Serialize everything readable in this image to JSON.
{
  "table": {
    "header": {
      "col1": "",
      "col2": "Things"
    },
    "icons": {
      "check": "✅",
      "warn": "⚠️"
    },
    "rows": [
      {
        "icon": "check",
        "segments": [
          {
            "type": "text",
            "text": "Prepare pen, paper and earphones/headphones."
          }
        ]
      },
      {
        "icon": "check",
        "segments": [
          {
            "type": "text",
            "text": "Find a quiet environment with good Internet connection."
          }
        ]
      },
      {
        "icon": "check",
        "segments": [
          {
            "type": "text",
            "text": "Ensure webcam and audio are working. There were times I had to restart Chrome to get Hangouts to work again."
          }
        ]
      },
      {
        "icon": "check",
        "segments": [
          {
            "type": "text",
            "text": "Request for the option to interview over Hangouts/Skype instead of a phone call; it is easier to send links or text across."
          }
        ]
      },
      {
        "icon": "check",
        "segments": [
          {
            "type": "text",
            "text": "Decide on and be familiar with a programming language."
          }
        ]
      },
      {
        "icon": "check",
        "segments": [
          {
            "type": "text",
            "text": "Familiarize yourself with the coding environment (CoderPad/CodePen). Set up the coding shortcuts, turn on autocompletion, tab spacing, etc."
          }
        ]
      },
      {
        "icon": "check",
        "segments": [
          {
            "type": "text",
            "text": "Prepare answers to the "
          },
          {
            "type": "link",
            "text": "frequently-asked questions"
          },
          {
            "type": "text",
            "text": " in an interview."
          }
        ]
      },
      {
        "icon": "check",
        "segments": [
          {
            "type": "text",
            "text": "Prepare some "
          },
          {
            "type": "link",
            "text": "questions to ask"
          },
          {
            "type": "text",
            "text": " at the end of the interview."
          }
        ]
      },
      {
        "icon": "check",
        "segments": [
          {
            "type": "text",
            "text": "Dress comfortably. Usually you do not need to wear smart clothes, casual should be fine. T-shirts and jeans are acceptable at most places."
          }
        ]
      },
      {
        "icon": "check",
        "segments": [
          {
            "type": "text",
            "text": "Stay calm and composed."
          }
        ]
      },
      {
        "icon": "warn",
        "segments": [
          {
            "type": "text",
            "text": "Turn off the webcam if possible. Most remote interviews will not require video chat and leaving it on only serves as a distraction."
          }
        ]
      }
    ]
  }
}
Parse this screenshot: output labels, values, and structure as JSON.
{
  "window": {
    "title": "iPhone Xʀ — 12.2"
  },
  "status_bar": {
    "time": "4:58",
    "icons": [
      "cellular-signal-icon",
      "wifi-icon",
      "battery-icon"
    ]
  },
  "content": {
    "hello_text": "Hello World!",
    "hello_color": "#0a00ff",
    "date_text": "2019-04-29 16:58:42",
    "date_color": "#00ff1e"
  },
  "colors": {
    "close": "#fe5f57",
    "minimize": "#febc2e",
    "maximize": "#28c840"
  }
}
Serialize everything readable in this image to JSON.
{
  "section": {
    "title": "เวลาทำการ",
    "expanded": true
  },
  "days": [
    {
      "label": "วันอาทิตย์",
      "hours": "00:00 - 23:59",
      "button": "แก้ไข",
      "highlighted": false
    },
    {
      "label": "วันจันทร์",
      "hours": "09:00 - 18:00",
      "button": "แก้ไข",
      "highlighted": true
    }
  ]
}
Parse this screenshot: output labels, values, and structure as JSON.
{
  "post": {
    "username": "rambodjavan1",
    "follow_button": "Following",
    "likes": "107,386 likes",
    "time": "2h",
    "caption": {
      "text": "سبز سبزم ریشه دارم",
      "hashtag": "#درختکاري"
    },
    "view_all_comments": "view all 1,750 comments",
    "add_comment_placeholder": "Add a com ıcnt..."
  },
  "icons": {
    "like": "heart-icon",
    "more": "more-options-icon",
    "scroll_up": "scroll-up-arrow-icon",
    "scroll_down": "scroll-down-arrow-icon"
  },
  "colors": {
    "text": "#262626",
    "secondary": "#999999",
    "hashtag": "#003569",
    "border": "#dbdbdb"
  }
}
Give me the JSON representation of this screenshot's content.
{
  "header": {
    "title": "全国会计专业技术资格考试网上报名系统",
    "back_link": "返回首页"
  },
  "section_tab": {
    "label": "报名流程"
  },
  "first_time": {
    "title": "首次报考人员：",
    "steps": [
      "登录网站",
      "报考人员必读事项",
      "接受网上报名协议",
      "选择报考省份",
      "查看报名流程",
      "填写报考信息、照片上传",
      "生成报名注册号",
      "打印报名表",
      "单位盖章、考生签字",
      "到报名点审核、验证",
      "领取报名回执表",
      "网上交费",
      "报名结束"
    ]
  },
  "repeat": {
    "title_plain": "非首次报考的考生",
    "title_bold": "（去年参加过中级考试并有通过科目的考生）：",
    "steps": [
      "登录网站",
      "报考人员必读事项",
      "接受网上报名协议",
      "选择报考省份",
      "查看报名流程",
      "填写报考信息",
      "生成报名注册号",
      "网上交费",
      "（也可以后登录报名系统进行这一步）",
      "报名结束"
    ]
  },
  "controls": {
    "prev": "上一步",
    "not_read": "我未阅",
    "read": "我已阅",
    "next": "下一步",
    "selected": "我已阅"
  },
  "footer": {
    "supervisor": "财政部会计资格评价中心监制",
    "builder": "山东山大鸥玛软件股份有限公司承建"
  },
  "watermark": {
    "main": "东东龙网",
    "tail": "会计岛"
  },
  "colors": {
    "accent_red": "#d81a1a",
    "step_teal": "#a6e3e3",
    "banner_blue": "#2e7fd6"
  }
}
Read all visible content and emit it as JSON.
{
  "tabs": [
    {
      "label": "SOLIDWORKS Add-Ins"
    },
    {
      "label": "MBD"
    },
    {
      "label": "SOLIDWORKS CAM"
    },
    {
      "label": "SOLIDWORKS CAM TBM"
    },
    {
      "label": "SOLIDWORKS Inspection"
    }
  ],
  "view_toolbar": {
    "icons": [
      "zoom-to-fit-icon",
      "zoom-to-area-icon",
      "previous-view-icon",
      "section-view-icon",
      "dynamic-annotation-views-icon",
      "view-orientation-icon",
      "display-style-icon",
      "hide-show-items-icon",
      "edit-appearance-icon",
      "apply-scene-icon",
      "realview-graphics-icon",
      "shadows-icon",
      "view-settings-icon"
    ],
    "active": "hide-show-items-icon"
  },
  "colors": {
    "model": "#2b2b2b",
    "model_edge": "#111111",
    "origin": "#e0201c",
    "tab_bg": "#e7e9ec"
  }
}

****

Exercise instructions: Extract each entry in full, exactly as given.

Result:
Serialize everything readable in this image to JSON.
{
  "table": {
    "header": {
      "col1": "",
      "col2": "Things"
    },
    "icons": {
      "check": "✅",
      "warn": "⚠️"
    },
    "rows": [
      {
        "icon": "check",
        "segments": [
          {
            "type": "text",
            "text": "Prepare pen, paper and earphones/headphones."
          }
        ]
      },
      {
        "icon": "check",
        "segments": [
          {
            "type": "text",
            "text": "Find a quiet environment with good Internet connection."
          }
        ]
      },
      {
        "icon": "check",
        "segments": [
          {
            "type": "text",
            "text": "Ensure webcam and audio are working. There were times I had to restart Chrome to get Hangouts to work again."
          }
        ]
      },
      {
        "icon": "check",
        "segments": [
          {
            "type": "text",
            "text": "Request for the option to interview over Hangouts/Skype instead of a phone call; it is easier to send links or text across."
          }
        ]
      },
      {
        "icon": "check",
        "segments": [
          {
            "type": "text",
            "text": "Decide on and be familiar with a programming language."
          }
        ]
      },
      {
        "icon": "check",
        "segments": [
          {
            "type": "text",
            "text": "Familiarize yourself with the coding environment (CoderPad/CodePen). Set up the coding shortcuts, turn on autocompletion, tab spacing, etc."
          }
        ]
      },
      {
        "icon": "check",
        "segments": [
          {
            "type": "text",
            "text": "Prepare answers to the "
          },
          {
            "type": "link",
            "text": "frequently-asked questions"
          },
          {
            "type": "text",
            "text": " in an interview."
          }
        ]
      },
      {
        "icon": "check",
        "segments": [
          {
            "type": "text",
            "text": "Prepare some "
          },
          {
            "type": "link",
            "text": "questions to ask"
          },
          {
            "type": "text",
            "text": " at the end of the interview."
          }
        ]
      },
      {
        "icon": "check",
        "segments": [
          {
            "type": "text",
            "text": "Dress comfortably. Usually you do not need to wear smart clothes, casual should be fine. T-shirts and jeans are acceptable at most places."
          }
        ]
      },
      {
        "icon": "check",
        "segments": [
          {
            "type": "text",
            "text": "Stay calm and composed."
          }
        ]
      },
      {
        "icon": "warn",
        "segments": [
          {
            "type": "text",
            "text": "Turn off the webcam if possible. Most remote interviews will not require video chat and leaving it on only serves as a distraction."
          }
        ]
      }
    ]
  }
}
Parse this screenshot: output labels, values, and structure as JSON.
{
  "window": {
    "title": "iPhone Xʀ — 12.2"
  },
  "status_bar": {
    "time": "4:58",
    "icons": [
      "cellular-signal-icon",
      "wifi-icon",
      "battery-icon"
    ]
  },
  "content": {
    "hello_text": "Hello World!",
    "hello_color": "#0a00ff",
    "date_text": "2019-04-29 16:58:42",
    "date_color": "#00ff1e"
  },
  "colors": {
    "close": "#fe5f57",
    "minimize": "#febc2e",
    "maximize": "#28c840"
  }
}
Serialize everything readable in this image to JSON.
{
  "section": {
    "title": "เวลาทำการ",
    "expanded": true
  },
  "days": [
    {
      "label": "วันอาทิตย์",
      "hours": "00:00 - 23:59",
      "button": "แก้ไข",
      "highlighted": false
    },
    {
      "label": "วันจันทร์",
      "hours": "09:00 - 18:00",
      "button": "แก้ไข",
      "highlighted": true
    }
  ]
}
Parse this screenshot: output labels, values, and structure as JSON.
{
  "post": {
    "username": "rambodjavan1",
    "follow_button": "Following",
    "likes": "107,386 likes",
    "time": "2h",
    "caption": {
      "text": "سبز سبزم ریشه دارم",
      "hashtag": "#درختکاري"
    },
    "view_all_comments": "view all 1,750 comments",
    "add_comment_placeholder": "Add a com ıcnt..."
  },
  "icons": {
    "like": "heart-icon",
    "more": "more-options-icon",
    "scroll_up": "scroll-up-arrow-icon",
    "scroll_down": "scroll-down-arrow-icon"
  },
  "colors": {
    "text": "#262626",
    "secondary": "#999999",
    "hashtag": "#003569",
    "border": "#dbdbdb"
  }
}
Give me the JSON representation of this screenshot's content.
{
  "header": {
    "title": "全国会计专业技术资格考试网上报名系统",
    "back_link": "返回首页"
  },
  "section_tab": {
    "label": "报名流程"
  },
  "first_time": {
    "title": "首次报考人员：",
    "steps": [
      "登录网站",
      "报考人员必读事项",
      "接受网上报名协议",
      "选择报考省份",
      "查看报名流程",
      "填写报考信息、照片上传",
      "生成报名注册号",
      "打印报名表",
      "单位盖章、考生签字",
      "到报名点审核、验证",
      "领取报名回执表",
      "网上交费",
      "报名结束"
    ]
  },
  "repeat": {
    "title_plain": "非首次报考的考生",
    "title_bold": "（去年参加过中级考试并有通过科目的考生）：",
    "steps": [
      "登录网站",
      "报考人员必读事项",
      "接受网上报名协议",
      "选择报考省份",
      "查看报名流程",
      "填写报考信息",
      "生成报名注册号",
      "网上交费",
      "（也可以后登录报名系统进行这一步）",
      "报名结束"
    ]
  },
  "controls": {
    "prev": "上一步",
    "not_read": "我未阅",
    "read": "我已阅",
    "next": "下一步",
    "selected": "我已阅"
  },
  "footer": {
    "supervisor": "财政部会计资格评价中心监制",
    "builder": "山东山大鸥玛软件股份有限公司承建"
  },
  "watermark": {
    "main": "东东龙网",
    "tail": "会计岛"
  },
  "colors": {
    "accent_red": "#d81a1a",
    "step_teal": "#a6e3e3",
    "banner_blue": "#2e7fd6"
  }
}
Read all visible content and emit it as JSON.
{
  "tabs": [
    {
      "label": "SOLIDWORKS Add-Ins"
    },
    {
      "label": "MBD"
    },
    {
      "label": "SOLIDWORKS CAM"
    },
    {
      "label": "SOLIDWORKS CAM TBM"
    },
    {
      "label": "SOLIDWORKS Inspection"
    }
  ],
  "view_toolbar": {
    "icons": [
      "zoom-to-fit-icon",
      "zoom-to-area-icon",
      "previous-view-icon",
      "section-view-icon",
      "dynamic-annotation-views-icon",
      "view-orientation-icon",
      "display-style-icon",
      "hide-show-items-icon",
      "edit-appearance-icon",
      "apply-scene-icon",
      "realview-graphics-icon",
      "shadows-icon",
      "view-settings-icon"
    ],
    "active": "hide-show-items-icon"
  },
  "colors": {
    "model": "#2b2b2b",
    "model_edge": "#111111",
    "origin": "#e0201c",
    "tab_bg": "#e7e9ec"
  }
}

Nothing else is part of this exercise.